Exercise description =>
Please count the lines of the listing below in which "JSON" occurs, and reply with the number only.

Data in this exercise =>
# # # # # # #
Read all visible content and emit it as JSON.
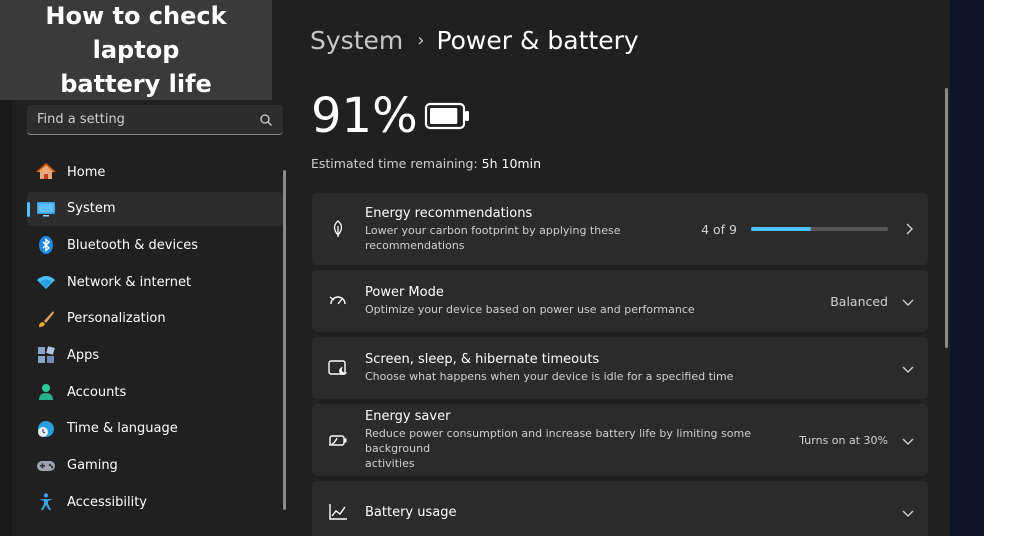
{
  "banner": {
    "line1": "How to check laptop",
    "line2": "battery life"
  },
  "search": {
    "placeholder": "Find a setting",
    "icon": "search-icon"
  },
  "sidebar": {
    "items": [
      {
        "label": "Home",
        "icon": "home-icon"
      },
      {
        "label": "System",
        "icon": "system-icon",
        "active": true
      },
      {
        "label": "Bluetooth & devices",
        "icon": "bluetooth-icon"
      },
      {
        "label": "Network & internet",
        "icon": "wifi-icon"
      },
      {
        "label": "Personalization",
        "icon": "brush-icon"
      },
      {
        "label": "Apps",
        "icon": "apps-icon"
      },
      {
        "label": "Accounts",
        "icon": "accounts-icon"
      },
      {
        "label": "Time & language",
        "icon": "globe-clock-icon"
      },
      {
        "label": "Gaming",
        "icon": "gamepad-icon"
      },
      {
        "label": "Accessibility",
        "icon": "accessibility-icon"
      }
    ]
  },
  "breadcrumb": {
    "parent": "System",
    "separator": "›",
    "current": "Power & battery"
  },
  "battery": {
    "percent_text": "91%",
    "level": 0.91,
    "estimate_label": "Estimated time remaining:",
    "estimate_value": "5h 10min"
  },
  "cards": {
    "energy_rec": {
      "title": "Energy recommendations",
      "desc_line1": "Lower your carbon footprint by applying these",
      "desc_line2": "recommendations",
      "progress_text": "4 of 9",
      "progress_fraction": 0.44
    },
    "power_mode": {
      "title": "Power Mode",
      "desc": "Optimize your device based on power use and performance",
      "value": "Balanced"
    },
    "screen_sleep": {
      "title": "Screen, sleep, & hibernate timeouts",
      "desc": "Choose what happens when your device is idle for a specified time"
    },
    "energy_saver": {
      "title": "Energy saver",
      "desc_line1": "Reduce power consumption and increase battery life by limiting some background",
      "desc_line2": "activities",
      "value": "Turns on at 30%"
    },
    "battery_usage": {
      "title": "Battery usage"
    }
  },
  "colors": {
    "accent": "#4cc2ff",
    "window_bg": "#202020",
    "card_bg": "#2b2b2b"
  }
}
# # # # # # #
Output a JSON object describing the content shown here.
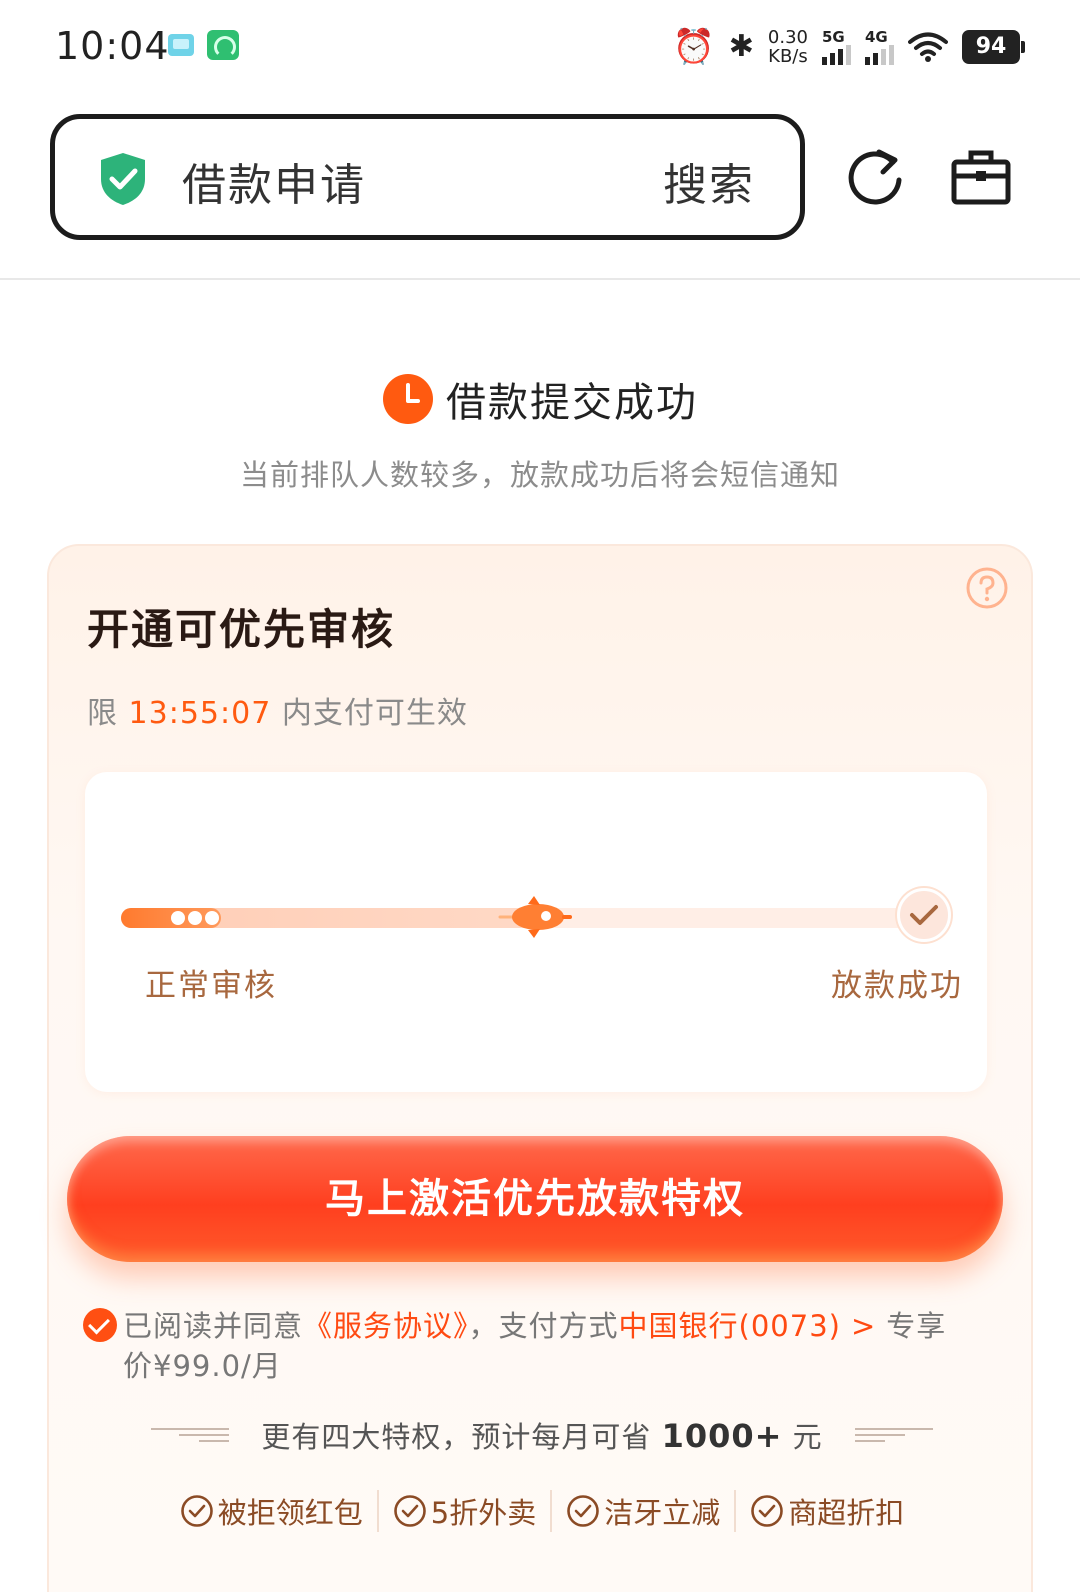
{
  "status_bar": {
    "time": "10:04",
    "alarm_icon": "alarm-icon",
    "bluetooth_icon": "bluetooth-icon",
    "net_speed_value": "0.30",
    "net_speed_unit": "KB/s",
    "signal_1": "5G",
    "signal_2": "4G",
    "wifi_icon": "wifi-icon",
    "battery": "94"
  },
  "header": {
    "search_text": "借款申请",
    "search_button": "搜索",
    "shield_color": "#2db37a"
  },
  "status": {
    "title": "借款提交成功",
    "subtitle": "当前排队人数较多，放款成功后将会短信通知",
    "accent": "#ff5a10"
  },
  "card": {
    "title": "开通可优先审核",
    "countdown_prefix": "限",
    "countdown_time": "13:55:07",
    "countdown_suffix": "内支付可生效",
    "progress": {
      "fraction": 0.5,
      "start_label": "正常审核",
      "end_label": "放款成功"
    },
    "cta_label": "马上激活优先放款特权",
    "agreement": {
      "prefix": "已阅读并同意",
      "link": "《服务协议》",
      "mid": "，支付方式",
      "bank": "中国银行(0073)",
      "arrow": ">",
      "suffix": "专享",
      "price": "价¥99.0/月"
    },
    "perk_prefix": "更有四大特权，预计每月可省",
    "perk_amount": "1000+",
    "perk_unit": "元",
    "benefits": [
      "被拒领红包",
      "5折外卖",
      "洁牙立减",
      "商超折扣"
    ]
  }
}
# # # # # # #
Answer space =>
2